'This lively collection of essays demonstrates how complex even the simplest, most ordinary act of reading can be. It also vigorously explores a variety of research strategies for making sense of this still ubiquitous and meaningful practice in our digital age.' - Jan Radway, Professor of Gender Studies & American Studies, Northwestern University, USA

'


Contents

List of Figures
List of Tables
Foreword; S.Eliot
Acknowledgements
Notes on Contributors
Introduction; K.Halsey & W.R. Owens
PART I: READING COMMUNITIES
'The Talent Hid in a Napkin': Castle Libraries in Eighteenth-Century Scotland; M.Towsey 
Caroline and Paul: Biblical Commentaries as Evidence of Reading in Victorian Britain; M.Ledger-Lomas 
Reading the 'religion of socialism': Olive Schreiner, the Labour Church and the Construction of Left-wing Reading Communities in the 1890s; C.Gill
PART II: READING AND GRATIFICATION
Learning to Read Trash: Late-Victorian Schools and the Penny Dreadful; A.Vaninskaya
'Something light to take my mind off the war': Reading on the Home Front during the Second World War; K.Halsey
PART III: READING AND THE PRESS
What Readers Want: Criminal Intelligence and the Fortunes of the Metropolitan Press during the Long Eighteenth Century; R.Crone
The Reading World of a Provincial Town: Preston, Lancashire 1855–1900; A.Hobbs 
'Putting Literature Out of Reach'? Reading Popular Newspapers in Mid-twentieth Century Britain; A.Bingham
PART IV: READERS AND AUTODIDACTICISM
James Lackington (1746–1815): Reading and Personal Development; S.Bankes 
Henry Head (1861–1940) as a Reader of Literature; S.Jacyna 
In a Class of their Own: the Autodidact Impulse and Working-Class Readers in Twentieth-century Scotland; L.Fleming, D.Finkelstein & A.McCleery
Further Reading and Weblinks
Index

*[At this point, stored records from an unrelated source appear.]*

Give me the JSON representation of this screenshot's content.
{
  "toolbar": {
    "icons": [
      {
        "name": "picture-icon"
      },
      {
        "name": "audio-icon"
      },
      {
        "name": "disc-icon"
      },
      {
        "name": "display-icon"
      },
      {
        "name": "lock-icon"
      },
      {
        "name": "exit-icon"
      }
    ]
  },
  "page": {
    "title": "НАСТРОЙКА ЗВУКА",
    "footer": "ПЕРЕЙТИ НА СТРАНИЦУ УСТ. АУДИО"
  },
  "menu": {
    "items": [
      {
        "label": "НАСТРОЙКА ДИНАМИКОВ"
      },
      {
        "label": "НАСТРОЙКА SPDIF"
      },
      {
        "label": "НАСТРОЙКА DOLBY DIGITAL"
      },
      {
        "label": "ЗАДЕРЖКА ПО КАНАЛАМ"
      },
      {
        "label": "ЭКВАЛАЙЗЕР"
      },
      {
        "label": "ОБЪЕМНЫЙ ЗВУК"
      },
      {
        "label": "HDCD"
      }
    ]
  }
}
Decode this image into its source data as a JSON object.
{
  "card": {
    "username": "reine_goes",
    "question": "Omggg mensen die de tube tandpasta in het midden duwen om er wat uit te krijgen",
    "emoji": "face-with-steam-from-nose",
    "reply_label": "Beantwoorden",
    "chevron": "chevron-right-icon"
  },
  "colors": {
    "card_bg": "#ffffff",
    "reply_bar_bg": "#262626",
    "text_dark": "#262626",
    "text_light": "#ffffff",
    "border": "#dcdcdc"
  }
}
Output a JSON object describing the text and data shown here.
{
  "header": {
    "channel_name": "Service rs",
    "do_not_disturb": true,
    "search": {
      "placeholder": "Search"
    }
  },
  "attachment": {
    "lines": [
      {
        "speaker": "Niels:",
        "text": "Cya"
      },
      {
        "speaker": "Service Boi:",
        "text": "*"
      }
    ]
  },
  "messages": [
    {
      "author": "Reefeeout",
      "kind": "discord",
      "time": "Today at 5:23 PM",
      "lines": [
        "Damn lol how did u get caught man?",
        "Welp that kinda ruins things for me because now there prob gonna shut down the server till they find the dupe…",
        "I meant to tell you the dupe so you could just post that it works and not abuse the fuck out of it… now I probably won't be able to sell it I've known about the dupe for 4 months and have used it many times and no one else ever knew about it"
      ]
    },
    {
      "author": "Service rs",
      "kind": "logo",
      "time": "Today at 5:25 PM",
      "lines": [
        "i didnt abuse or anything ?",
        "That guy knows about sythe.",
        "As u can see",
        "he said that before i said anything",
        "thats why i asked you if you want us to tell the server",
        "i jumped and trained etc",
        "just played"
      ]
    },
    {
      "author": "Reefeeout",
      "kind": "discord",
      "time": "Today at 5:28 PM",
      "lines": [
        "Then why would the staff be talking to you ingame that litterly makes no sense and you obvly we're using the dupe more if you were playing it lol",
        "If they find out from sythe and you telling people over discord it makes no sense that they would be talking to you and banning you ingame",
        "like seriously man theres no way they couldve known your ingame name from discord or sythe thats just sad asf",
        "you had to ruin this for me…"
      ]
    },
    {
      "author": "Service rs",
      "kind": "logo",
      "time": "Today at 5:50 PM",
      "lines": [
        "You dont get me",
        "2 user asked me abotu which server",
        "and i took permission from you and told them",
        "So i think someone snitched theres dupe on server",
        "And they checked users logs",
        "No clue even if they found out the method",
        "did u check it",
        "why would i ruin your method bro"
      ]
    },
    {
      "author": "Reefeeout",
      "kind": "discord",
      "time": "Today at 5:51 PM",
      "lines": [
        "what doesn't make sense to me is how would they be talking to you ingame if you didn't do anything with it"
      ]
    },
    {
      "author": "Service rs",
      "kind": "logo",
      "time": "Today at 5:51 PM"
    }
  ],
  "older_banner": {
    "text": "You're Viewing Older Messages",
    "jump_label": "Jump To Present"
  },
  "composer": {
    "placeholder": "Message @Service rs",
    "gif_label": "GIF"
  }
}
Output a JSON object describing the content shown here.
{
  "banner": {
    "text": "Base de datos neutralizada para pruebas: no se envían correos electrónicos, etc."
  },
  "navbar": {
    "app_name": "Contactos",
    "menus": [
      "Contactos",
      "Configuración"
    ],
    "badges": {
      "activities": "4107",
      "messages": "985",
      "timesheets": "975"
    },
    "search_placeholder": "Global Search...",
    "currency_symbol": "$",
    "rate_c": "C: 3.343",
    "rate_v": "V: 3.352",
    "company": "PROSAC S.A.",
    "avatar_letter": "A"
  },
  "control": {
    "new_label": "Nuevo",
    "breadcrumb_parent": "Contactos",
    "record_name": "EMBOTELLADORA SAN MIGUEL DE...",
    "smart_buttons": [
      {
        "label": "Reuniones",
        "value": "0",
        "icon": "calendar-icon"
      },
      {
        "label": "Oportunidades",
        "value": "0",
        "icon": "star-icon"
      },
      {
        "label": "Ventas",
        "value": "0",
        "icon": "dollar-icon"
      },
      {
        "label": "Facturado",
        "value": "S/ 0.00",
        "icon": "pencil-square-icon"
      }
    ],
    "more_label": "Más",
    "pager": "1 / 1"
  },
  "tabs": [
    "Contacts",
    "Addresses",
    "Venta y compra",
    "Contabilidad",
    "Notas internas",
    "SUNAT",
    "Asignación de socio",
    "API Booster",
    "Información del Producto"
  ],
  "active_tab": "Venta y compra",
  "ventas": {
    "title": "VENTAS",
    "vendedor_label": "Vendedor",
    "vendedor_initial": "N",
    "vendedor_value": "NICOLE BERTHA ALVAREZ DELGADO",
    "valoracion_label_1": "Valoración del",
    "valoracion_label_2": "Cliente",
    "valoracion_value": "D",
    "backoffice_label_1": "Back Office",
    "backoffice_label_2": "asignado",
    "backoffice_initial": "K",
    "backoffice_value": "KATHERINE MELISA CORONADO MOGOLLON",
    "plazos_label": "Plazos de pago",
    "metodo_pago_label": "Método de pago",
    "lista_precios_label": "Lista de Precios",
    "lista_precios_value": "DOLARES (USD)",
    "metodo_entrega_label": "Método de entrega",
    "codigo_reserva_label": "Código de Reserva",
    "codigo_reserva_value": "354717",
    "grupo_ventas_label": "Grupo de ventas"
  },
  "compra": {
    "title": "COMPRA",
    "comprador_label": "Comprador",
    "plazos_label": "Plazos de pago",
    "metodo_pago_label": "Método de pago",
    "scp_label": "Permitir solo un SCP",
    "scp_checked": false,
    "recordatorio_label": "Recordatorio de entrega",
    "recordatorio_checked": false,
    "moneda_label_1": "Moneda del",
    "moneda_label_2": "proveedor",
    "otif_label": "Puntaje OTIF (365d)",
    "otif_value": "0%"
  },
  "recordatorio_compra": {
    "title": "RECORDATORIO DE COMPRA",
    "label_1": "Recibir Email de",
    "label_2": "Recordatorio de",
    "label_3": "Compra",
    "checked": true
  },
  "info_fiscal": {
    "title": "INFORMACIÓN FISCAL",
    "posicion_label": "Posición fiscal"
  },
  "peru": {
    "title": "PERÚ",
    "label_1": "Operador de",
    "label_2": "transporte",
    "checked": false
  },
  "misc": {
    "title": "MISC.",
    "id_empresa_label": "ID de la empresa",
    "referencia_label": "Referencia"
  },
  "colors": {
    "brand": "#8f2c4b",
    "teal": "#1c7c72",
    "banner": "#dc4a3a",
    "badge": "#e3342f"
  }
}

Authors

KATIE HALSEY is Lecturer in Eighteenth-Century Literature at the University of Stirling, UK. Her publications include numerous articles on literature and print culture, and the co-edited volumes The Concept and Practice of Conversation in the Long Eighteenth Century (2007) and The History of Reading (2010).

W.R. OWENS is Professor of English Literature at The Open University, UK. He has published widely on John Bunyan and Daniel Defoe, and is Director of the Reading Experience Database, 1450–1945 (RED) project. His most recent publication is an edition of the 1611 text of The Gospels for Oxford World's Classics (2011).